It doesn’t affect our business because we connect the brick-and-mortar experience to the online experience. If you go into a retail store, you can have real-time updates on displays in the dressing room. It will tie your experience to the online experience. You can try a size on. They may not have it in the right color, but you can still purchase it at that moment. We see the online and the brick-and-mortar experiences coming together.
I heard you were appointed as chairman of the Acuitas Digital Alliance.
Intel Corp., RetailNext, Nexgen Packaging, British Telecommunications, and our company are founding members. Our team has the opportunity to work with companies like Intel and develop new technology and products before they come to market. We are excited about that because we are doing it right here. A lot of Silicon Valley companies are traveling to Fort Lauderdale – more than you would know. Acuitas is a global organization that is going out and really trying to attack vertical markets and bring technology in to solve problems.
I’m sure these RFID and bar code devices generate information that turns into big data, which is a hot trend. How does SATO help its partners make sense of it all?
We grab a lot of data and we write applications. If there is not an application, we will develop it. We figure out from a business analytics standpoint what our customers need. We give you what you need to run your business and solve your problems.
Some of the technology will be released this year to streamline operations and hopefully cut costs out of the large corporation expenses so they can lower prices. We have some pretty big companies that have already signed on.
How did the headquarters end up in South Florida?
We hired a relocation company to see what city made sense. Thanks to Bob Swindell and the Greater Fort Lauderdale Alliance, it’s in Fort Lauderdale.
We did an analysis by city. We worked with the governor’s office and found there is a tremendous talent pool in South Florida.

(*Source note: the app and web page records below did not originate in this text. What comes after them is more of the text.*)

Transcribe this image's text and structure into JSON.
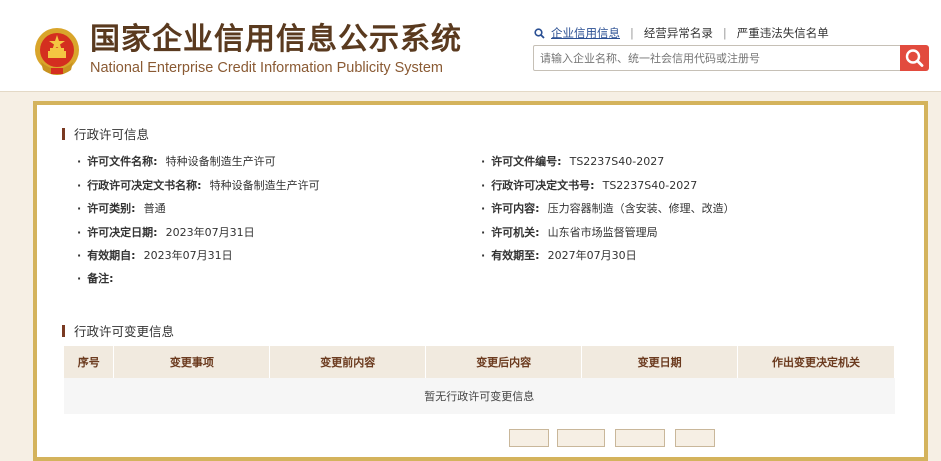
{
  "header": {
    "brand_cn": "国家企业信用信息公示系统",
    "brand_en": "National Enterprise Credit Information Publicity System",
    "links": [
      "企业信用信息",
      "经营异常名录",
      "严重违法失信名单"
    ],
    "search_placeholder": "请输入企业名称、统一社会信用代码或注册号"
  },
  "license": {
    "title": "行政许可信息",
    "fields": [
      {
        "label": "许可文件名称:",
        "value": "特种设备制造生产许可"
      },
      {
        "label": "许可文件编号:",
        "value": "TS2237S40-2027"
      },
      {
        "label": "行政许可决定文书名称:",
        "value": "特种设备制造生产许可"
      },
      {
        "label": "行政许可决定文书号:",
        "value": "TS2237S40-2027"
      },
      {
        "label": "许可类别:",
        "value": "普通"
      },
      {
        "label": "许可内容:",
        "value": "压力容器制造（含安装、修理、改造）"
      },
      {
        "label": "许可决定日期:",
        "value": "2023年07月31日"
      },
      {
        "label": "许可机关:",
        "value": "山东省市场监督管理局"
      },
      {
        "label": "有效期自:",
        "value": "2023年07月31日"
      },
      {
        "label": "有效期至:",
        "value": "2027年07月30日"
      },
      {
        "label": "备注:",
        "value": ""
      }
    ]
  },
  "changes": {
    "title": "行政许可变更信息",
    "columns": [
      "序号",
      "变更事项",
      "变更前内容",
      "变更后内容",
      "变更日期",
      "作出变更决定机关"
    ],
    "empty_text": "暂无行政许可变更信息"
  },
  "colors": {
    "panel_border": "#d4b35c",
    "brand": "#5a3a1f",
    "search_button": "#e24b3e"
  }
}
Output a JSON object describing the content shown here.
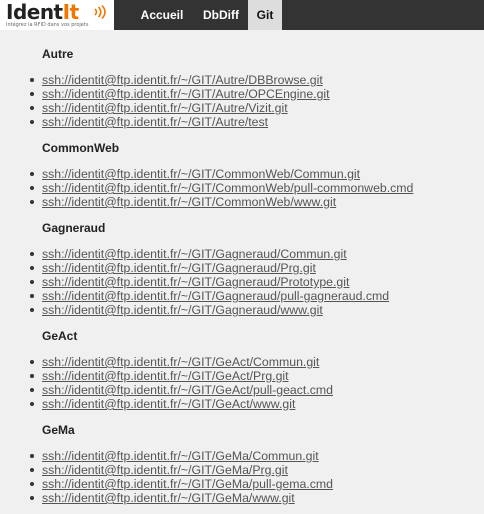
{
  "logo": {
    "text_ident": "Ident",
    "text_it": "It",
    "tagline": "Intégrez la RFID dans vos projets"
  },
  "nav": {
    "items": [
      {
        "label": "Accueil",
        "active": false
      },
      {
        "label": "DbDiff",
        "active": false
      },
      {
        "label": "Git",
        "active": true
      }
    ]
  },
  "groups": [
    {
      "title": "Autre",
      "links": [
        "ssh://identit@ftp.identit.fr/~/GIT/Autre/DBBrowse.git",
        "ssh://identit@ftp.identit.fr/~/GIT/Autre/OPCEngine.git",
        "ssh://identit@ftp.identit.fr/~/GIT/Autre/Vizit.git",
        "ssh://identit@ftp.identit.fr/~/GIT/Autre/test"
      ]
    },
    {
      "title": "CommonWeb",
      "links": [
        "ssh://identit@ftp.identit.fr/~/GIT/CommonWeb/Commun.git",
        "ssh://identit@ftp.identit.fr/~/GIT/CommonWeb/pull-commonweb.cmd",
        "ssh://identit@ftp.identit.fr/~/GIT/CommonWeb/www.git"
      ]
    },
    {
      "title": "Gagneraud",
      "links": [
        "ssh://identit@ftp.identit.fr/~/GIT/Gagneraud/Commun.git",
        "ssh://identit@ftp.identit.fr/~/GIT/Gagneraud/Prg.git",
        "ssh://identit@ftp.identit.fr/~/GIT/Gagneraud/Prototype.git",
        "ssh://identit@ftp.identit.fr/~/GIT/Gagneraud/pull-gagneraud.cmd",
        "ssh://identit@ftp.identit.fr/~/GIT/Gagneraud/www.git"
      ]
    },
    {
      "title": "GeAct",
      "links": [
        "ssh://identit@ftp.identit.fr/~/GIT/GeAct/Commun.git",
        "ssh://identit@ftp.identit.fr/~/GIT/GeAct/Prg.git",
        "ssh://identit@ftp.identit.fr/~/GIT/GeAct/pull-geact.cmd",
        "ssh://identit@ftp.identit.fr/~/GIT/GeAct/www.git"
      ]
    },
    {
      "title": "GeMa",
      "links": [
        "ssh://identit@ftp.identit.fr/~/GIT/GeMa/Commun.git",
        "ssh://identit@ftp.identit.fr/~/GIT/GeMa/Prg.git",
        "ssh://identit@ftp.identit.fr/~/GIT/GeMa/pull-gema.cmd",
        "ssh://identit@ftp.identit.fr/~/GIT/GeMa/www.git"
      ]
    }
  ]
}
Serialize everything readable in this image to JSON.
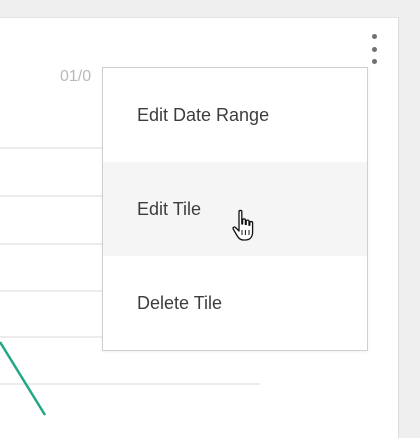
{
  "tile": {
    "date_label": "01/0",
    "menu_icon": "more-vertical-icon"
  },
  "menu": {
    "items": [
      {
        "label": "Edit Date Range"
      },
      {
        "label": "Edit Tile"
      },
      {
        "label": "Delete Tile"
      }
    ]
  },
  "cursor": {
    "icon": "hand-pointer-icon"
  },
  "colors": {
    "line_series": "#22a884",
    "gridline": "#e6e6e6",
    "tile_background": "#ffffff",
    "page_background": "#efefef"
  }
}
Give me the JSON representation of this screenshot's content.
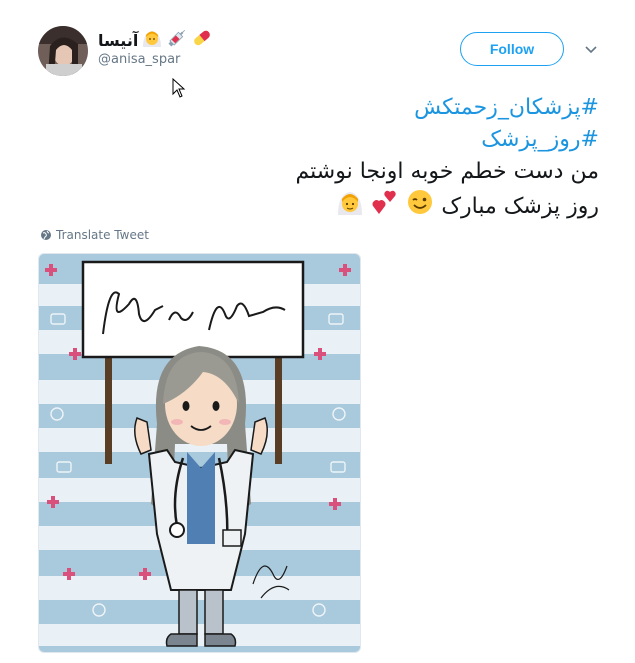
{
  "user": {
    "display_name": "آنیسا",
    "handle": "@anisa_spar",
    "avatar_icon": "avatar-photo"
  },
  "actions": {
    "follow_label": "Follow",
    "caret_icon": "chevron-down-icon"
  },
  "tweet": {
    "lines": [
      "#پزشکان_زحمتکش",
      "#روز_پزشک",
      "من دست خطم خوبه اونجا نوشتم",
      "روز پزشک مبارک"
    ],
    "translate_label": "Translate Tweet"
  },
  "colors": {
    "accent": "#1da1f2",
    "hashtag": "#1b95e0",
    "muted": "#657786",
    "stripe_blue": "#a9c9dd",
    "stripe_white": "#e9f1f6",
    "cross": "#d9507c"
  }
}
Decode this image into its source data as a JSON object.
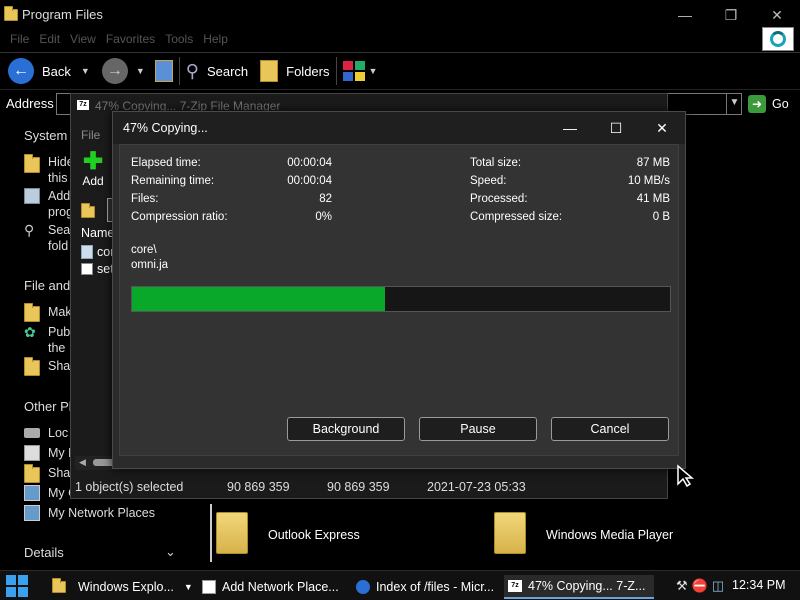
{
  "explorer": {
    "title": "Program Files",
    "menu": [
      "File",
      "Edit",
      "View",
      "Favorites",
      "Tools",
      "Help"
    ],
    "toolbar": {
      "back": "Back",
      "search": "Search",
      "folders": "Folders"
    },
    "address_label": "Address",
    "go_label": "Go",
    "taskpane": {
      "system_tasks": "System T",
      "system_items": [
        "Hide this",
        "Add progr",
        "Search fold"
      ],
      "file_tasks": "File and",
      "file_items": [
        "Mak",
        "Pub the",
        "Sha"
      ],
      "other_places": "Other Pl",
      "other_items": [
        "Loc",
        "My D",
        "Sha",
        "My C",
        "My Network Places"
      ],
      "details": "Details"
    },
    "folders": [
      "Outlook Express",
      "Windows Media Player"
    ]
  },
  "file_manager": {
    "title": "47% Copying... 7-Zip File Manager",
    "menu_file": "File",
    "add_label": "Add",
    "list_header": "Name",
    "list_items": [
      "cor",
      "set"
    ],
    "status": {
      "selected": "1 object(s) selected",
      "size": "90 869 359",
      "packed": "90 869 359",
      "date": "2021-07-23 05:33"
    }
  },
  "dialog": {
    "title": "47% Copying...",
    "stats_left": [
      {
        "label": "Elapsed time:",
        "value": "00:00:04"
      },
      {
        "label": "Remaining time:",
        "value": "00:00:04"
      },
      {
        "label": "Files:",
        "value": "82"
      },
      {
        "label": "Compression ratio:",
        "value": "0%"
      }
    ],
    "stats_right": [
      {
        "label": "Total size:",
        "value": "87 MB"
      },
      {
        "label": "Speed:",
        "value": "10 MB/s"
      },
      {
        "label": "Processed:",
        "value": "41 MB"
      },
      {
        "label": "Compressed size:",
        "value": "0 B"
      }
    ],
    "current_path": "core\\",
    "current_file": "omni.ja",
    "progress_percent": 47,
    "progress_color": "#0aa82a",
    "buttons": {
      "background": "Background",
      "pause": "Pause",
      "cancel": "Cancel"
    }
  },
  "taskbar": {
    "tasks": [
      "Windows Explo...",
      "Add Network Place...",
      "Index of /files - Micr...",
      "47% Copying... 7-Z..."
    ],
    "clock": "12:34 PM"
  }
}
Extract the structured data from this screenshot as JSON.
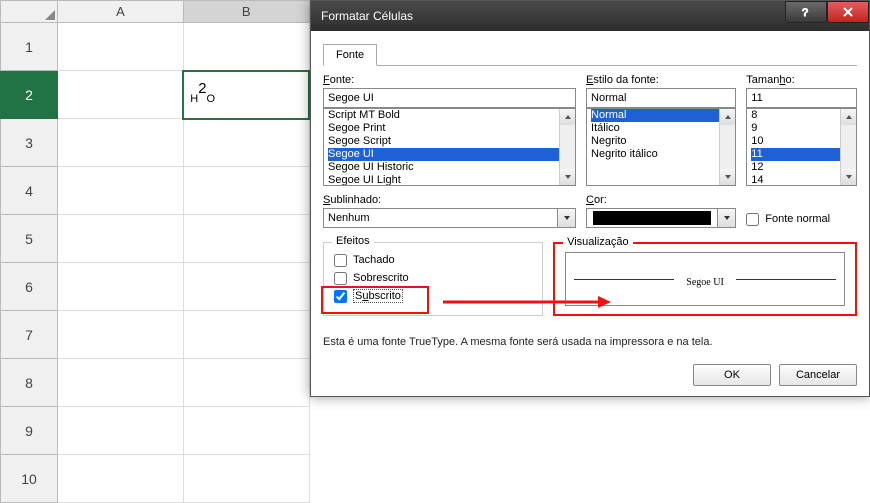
{
  "grid": {
    "columns": [
      "A",
      "B"
    ],
    "rows": [
      "1",
      "2",
      "3",
      "4",
      "5",
      "6",
      "7",
      "8",
      "9",
      "10"
    ],
    "selected_row": "2",
    "selected_col": "B",
    "cell_value_prefix": "H",
    "cell_value_sup": "2",
    "cell_value_suffix": "O"
  },
  "dialog": {
    "title": "Formatar Células",
    "tab": "Fonte",
    "font_label": "Fonte:",
    "font_value": "Segoe UI",
    "font_list": [
      "Script MT Bold",
      "Segoe Print",
      "Segoe Script",
      "Segoe UI",
      "Segoe UI Historic",
      "Segoe UI Light"
    ],
    "font_selected_index": 3,
    "style_label": "Estilo da fonte:",
    "style_value": "Normal",
    "style_list": [
      "Normal",
      "Itálico",
      "Negrito",
      "Negrito itálico"
    ],
    "style_selected_index": 0,
    "size_label": "Tamanho:",
    "size_value": "11",
    "size_list": [
      "8",
      "9",
      "10",
      "11",
      "12",
      "14"
    ],
    "size_selected_index": 3,
    "underline_label": "Sublinhado:",
    "underline_value": "Nenhum",
    "color_label": "Cor:",
    "normal_font_label": "Fonte normal",
    "effects_label": "Efeitos",
    "effect_strike": "Tachado",
    "effect_super": "Sobrescrito",
    "effect_sub": "Subscrito",
    "preview_label": "Visualização",
    "preview_text": "Segoe UI",
    "info_text": "Esta é uma fonte TrueType. A mesma fonte será usada na impressora e na tela.",
    "ok": "OK",
    "cancel": "Cancelar"
  }
}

We talked to the universities. Lifestyle matters. The region is beautiful. We also do business in South America and 26 countries. So for us, it’s a nice growing part of the country.
It came down to taxes. Florida was aggressive. The alliance pushed a lot with the governor’s office. It was back and forth between former Texas Gov. Rick Perry and Gov. Rick Scott. Austin was our second choice. We said let’s make Fort Lauderdale Silicon Beach.
How many entrepreneurs or companies have moved here to be close?
We are working with a couple of real high-tech firms. One of them is a group out of California called Not Impossible Labs. They are looking at the area right now. They have developed some prostheses and eyewear for people with ALS. There is some really good technology that we are looking to get involved in.
What is your style of leadership?
I’m a big believer in teamwork and not to make it all about me. We wouldn’t be here if we didn’t have really, really good people that had vision. I travel a lot. My style is not to micromanage, but to give them the freedom to what they do. We try to find those people who can lead themselves.
We are having a colorful political season. You travel globally. What are your impressions?
What is going on here really matters to people in other countries – probably more than I realized. Other governments are interested because it impacts them. They watch the U.S. because when the U.S. stumbles, the rest of the world stumbles. We are in China, but we worry about more what’s going on in the U.S.
We get visibility a year in advance of the apparel industry. We have products bought from us in January for 2017. We can see if the confidence is low or if the confidence is high. The rest of the world is interested and very nervous.
What do you do for fun?
I have two kids: a daughter who is 19 in college and a son who is 16 at St. Thomas Aquinas High School.
I try to spend as much time as possible with my family when I’m in town. I try to get down in the Keys, but I like to stay home because I am gone so much. I like to fish and I like to boat. I also like to golf, but I don’t have a lot of time for that.